### WHAT IS EXPECTED
Which lines of the records below contain the word "title"? Report each of them in full.

[Dataset excerpts]

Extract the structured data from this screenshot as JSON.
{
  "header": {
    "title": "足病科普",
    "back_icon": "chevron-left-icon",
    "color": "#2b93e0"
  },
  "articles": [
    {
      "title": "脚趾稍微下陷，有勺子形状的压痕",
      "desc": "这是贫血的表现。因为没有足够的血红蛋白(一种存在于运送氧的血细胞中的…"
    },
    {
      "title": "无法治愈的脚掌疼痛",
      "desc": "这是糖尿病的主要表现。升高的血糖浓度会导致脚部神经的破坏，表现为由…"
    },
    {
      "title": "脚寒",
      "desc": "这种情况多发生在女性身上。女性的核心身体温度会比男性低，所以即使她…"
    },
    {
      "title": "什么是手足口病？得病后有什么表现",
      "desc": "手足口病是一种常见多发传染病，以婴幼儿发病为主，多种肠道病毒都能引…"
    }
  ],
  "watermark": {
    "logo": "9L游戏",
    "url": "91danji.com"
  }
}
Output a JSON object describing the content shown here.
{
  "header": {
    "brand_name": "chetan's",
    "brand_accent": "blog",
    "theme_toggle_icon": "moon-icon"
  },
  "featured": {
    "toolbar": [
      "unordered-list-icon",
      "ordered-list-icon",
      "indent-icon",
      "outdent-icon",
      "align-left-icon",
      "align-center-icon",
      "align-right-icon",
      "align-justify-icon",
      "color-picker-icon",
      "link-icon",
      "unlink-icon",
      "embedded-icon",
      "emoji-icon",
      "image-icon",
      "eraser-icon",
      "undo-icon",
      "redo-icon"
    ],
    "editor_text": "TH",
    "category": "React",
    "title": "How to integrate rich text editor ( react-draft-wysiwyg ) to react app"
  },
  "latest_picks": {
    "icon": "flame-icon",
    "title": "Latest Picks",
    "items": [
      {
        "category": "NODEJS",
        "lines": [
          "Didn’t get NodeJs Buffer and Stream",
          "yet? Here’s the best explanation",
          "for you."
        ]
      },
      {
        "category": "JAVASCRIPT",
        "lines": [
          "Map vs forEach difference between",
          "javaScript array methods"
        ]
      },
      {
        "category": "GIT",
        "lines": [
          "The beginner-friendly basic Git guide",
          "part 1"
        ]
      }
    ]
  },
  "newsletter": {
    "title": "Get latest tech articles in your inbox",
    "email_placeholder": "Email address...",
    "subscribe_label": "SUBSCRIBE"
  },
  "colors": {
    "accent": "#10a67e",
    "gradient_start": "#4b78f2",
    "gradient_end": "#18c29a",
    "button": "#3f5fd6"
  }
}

### WRITTEN ANSWER
    "title": "足病科普",
      "title": "脚趾稍微下陷，有勺子形状的压痕",
      "title": "无法治愈的脚掌疼痛",
      "title": "脚寒",
      "title": "什么是手足口病？得病后有什么表现",
    "title": "How to integrate rich text editor ( react-draft-wysiwyg ) to react app"
    "title": "Latest Picks",
    "title": "Get latest tech articles in your inbox",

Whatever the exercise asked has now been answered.